Last December we found out about a new vulnerability in Netgear routers. This is yet another occurrence in a long list of mishaps that can allow attackers to take over networking and security equipment and as a result gain a foothold in our networks and compromise business or personal information.
Vulnerabilities have always been part of the technology industry’s landscape. A vulnerability is a bug, and no one has found a way to create software without bugs. Vendors can tighten up their secure software development cycles to minimize occurrences, and customers need to stay current with software releases of the products they use, despite being short staffed and having more pressing threats and risks to tend to.
So, if vendors will always have bugs and customers are too busy, are we doomed to be exposed to these vulnerabilities forever? The short answer is no – but we will get to that later.
What we are experiencing is an architectural problem that must be solved before the situation can get any better. In the Netgear example we have millions of pieces of equipment across a dozen models that are vulnerable. Each one is its own universe. Hardware, firmware and operating system that were created at the time the device shipped. There is a need to deal with each combination – design, develop and test a patch – and then have customers apply it to the various instances in their environment.
I experienced the pain associated with this process, from the vendor side, first hand. Seven years ago, I worked for a network security appliance vendor that encountered its very first vulnerability. White Hat hackers did pen testing at one of our customers and found a way to bypass security processing. Unfortunately, it was a design bug. It required the R&D organization to develop a fix for every single version of software we had out there. That was a huge effort that impacted development plans for the quarter.
There was a bitter twist to this story – end of life software versions. The need to develop and test updates for appliance software builds no longer in production for many years was a mega project all by itself. Under normal conditions, customers would be required to upgrade their software and potentially their devices – but with a security fix, can you force the customer’s hand? Customers often resist any attempt to “touch” such environments in a way that can cause stability issues. They would prefer to continue to be exposed rather than take the risk.
Ultimately, it was a negative experience for both the vendor and the customers. While customers value the effort to keep products secure and up to date, they all needed to take the time and effort to plan and apply the patch. Others were forced to upgrade and a few declined despite our best communications efforts. As a vendor, we would prefer to see no customers left behind – no matter what risks they were willing to take on.

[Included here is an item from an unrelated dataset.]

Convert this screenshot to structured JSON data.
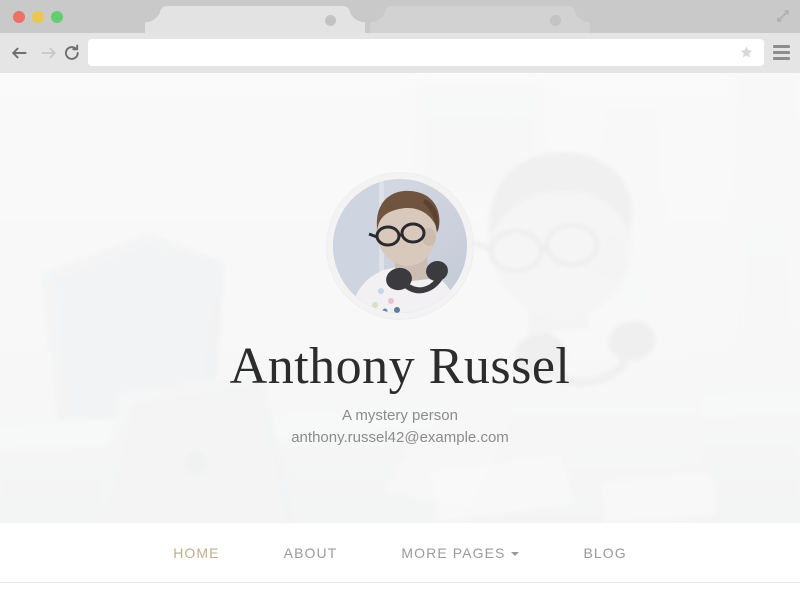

There was another lesson here. These “dated software” customers also couldn’t benefit from new features. Initially, they avoided patching for stability, but later they couldn’t upgrade because new software builds were starting to rely on stronger underlying hardware. So patch avoidance was also making the rollout of new capabilities, impossible. If a customer don’t patch, they become not only a “headline risk” but also likely to drop you as a vendor as they may have the wrong perception of your capabilities and value.
There is of course a way out. Cloud-based delivery of enterprise security software. A cloud vendor is responsible for maintaining a single code base that serves all customers. It can be upgraded at will as long as the system is backward compatible. The benefits of this model cannot be overstated. Any vulnerability in the system can be centrally closed and new features can be rapidly rolled out and activated either automatically or by the customers. From a vendor standpoint, this accelerates feedback loop into development on the value, impact and usage of new features, which in turn can be quickly converted to new enhancements and features that benefit customers. The future of software is “cloud delivered” – enabling both vendors and customers to achieve better stronger security at a lower cost and leaving the “vulnerability aftermath nightmare” behind.
[su_box title=”About Yishay Yovel” style=”noise” box_color=”#336588″][short_info id=’60593′ desc=”true” all=”false”][/su_box]